▸ Your instructions:
From the data below, copy each line that includes the word "JSON".

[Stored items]

::::::::

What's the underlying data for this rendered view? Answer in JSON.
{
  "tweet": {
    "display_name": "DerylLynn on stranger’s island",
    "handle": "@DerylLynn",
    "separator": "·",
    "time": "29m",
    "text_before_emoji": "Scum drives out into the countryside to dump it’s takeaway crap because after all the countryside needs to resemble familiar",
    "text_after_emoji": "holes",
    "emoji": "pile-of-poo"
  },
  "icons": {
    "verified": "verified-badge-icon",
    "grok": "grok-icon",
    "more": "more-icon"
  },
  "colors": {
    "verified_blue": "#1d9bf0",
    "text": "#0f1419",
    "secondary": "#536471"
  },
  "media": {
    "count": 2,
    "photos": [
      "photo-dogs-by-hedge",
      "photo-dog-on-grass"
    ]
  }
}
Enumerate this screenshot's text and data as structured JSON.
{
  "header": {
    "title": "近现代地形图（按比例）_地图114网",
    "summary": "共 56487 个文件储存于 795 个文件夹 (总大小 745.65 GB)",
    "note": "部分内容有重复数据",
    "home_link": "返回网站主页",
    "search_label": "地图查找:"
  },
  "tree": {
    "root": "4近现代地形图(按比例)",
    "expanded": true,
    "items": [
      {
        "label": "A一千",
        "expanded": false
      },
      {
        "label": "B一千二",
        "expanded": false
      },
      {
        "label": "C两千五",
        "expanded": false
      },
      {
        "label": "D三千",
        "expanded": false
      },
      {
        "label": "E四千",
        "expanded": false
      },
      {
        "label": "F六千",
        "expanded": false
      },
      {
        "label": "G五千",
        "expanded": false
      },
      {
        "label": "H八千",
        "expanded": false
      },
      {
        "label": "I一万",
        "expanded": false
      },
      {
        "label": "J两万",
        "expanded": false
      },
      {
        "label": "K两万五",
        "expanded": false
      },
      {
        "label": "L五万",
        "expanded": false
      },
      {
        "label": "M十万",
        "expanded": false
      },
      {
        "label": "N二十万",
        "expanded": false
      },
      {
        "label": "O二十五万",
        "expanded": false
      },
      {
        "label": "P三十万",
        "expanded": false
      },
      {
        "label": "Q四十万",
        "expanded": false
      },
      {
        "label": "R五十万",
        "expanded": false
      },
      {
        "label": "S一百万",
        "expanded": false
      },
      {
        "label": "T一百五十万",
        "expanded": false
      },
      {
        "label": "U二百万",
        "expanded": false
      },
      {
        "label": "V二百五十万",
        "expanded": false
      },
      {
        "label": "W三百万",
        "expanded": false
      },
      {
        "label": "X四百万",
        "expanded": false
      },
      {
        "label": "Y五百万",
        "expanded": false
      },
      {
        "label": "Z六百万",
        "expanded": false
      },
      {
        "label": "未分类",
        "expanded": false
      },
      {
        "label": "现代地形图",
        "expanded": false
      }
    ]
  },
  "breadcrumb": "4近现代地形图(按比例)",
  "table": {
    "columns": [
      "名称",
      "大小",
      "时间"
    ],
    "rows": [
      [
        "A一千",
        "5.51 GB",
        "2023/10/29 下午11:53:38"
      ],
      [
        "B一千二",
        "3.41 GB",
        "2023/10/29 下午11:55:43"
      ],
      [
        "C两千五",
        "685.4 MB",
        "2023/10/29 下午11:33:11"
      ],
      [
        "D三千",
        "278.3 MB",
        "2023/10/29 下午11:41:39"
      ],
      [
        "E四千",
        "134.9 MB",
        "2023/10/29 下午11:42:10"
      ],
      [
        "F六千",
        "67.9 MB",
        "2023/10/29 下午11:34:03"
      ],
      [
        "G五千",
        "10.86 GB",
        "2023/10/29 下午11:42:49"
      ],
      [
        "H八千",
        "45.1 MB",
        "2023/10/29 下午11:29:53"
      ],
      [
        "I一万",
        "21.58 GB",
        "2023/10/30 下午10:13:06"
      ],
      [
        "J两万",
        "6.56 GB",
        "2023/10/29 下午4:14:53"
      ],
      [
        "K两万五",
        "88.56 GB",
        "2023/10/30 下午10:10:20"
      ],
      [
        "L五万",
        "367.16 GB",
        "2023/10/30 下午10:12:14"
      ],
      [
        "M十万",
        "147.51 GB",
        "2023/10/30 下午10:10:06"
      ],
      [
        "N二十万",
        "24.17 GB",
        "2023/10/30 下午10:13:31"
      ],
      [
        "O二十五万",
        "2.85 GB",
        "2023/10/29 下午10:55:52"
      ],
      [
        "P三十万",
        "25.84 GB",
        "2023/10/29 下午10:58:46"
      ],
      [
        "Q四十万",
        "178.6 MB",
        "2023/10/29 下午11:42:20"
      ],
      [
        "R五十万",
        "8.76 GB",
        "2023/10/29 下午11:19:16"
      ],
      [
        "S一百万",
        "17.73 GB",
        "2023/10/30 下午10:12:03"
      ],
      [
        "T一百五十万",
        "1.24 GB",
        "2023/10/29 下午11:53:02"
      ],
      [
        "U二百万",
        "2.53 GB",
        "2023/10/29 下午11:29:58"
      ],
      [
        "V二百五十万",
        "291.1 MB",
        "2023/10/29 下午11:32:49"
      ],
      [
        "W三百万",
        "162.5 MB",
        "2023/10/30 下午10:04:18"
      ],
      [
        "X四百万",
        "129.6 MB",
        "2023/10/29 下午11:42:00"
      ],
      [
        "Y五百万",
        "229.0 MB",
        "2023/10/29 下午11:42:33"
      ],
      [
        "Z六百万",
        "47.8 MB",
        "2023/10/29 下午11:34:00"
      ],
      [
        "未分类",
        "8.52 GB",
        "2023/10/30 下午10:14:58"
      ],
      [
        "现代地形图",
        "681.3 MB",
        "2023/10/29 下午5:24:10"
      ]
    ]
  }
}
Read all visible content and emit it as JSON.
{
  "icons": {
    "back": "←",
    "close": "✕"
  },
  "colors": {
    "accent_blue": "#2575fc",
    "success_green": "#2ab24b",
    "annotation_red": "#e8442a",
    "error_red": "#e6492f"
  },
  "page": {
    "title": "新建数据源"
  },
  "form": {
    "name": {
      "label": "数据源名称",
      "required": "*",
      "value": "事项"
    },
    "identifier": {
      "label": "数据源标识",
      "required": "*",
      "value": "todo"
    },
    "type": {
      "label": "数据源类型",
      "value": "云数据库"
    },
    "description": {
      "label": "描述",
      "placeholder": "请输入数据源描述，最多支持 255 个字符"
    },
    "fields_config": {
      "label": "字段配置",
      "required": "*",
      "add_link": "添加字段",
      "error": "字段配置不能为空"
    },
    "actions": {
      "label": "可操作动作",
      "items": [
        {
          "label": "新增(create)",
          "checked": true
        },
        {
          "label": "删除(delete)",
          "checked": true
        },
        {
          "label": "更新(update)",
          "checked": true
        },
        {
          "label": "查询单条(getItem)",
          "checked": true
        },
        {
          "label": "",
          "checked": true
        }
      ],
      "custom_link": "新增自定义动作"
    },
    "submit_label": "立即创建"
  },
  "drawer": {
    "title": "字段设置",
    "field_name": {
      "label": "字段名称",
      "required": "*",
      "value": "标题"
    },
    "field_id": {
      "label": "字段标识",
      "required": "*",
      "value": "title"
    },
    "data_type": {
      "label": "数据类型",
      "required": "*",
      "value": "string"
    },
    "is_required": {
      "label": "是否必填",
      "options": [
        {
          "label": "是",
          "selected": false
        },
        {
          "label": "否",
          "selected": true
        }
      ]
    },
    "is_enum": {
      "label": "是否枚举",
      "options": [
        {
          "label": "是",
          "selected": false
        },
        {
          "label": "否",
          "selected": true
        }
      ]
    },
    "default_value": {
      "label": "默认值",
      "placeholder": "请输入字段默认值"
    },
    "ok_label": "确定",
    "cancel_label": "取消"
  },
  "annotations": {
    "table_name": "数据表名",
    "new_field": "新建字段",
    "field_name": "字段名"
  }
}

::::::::

▸ Response below:
What's the underlying data for this rendered view? Answer in JSON.
Enumerate this screenshot's text and data as structured JSON.
Read all visible content and emit it as JSON.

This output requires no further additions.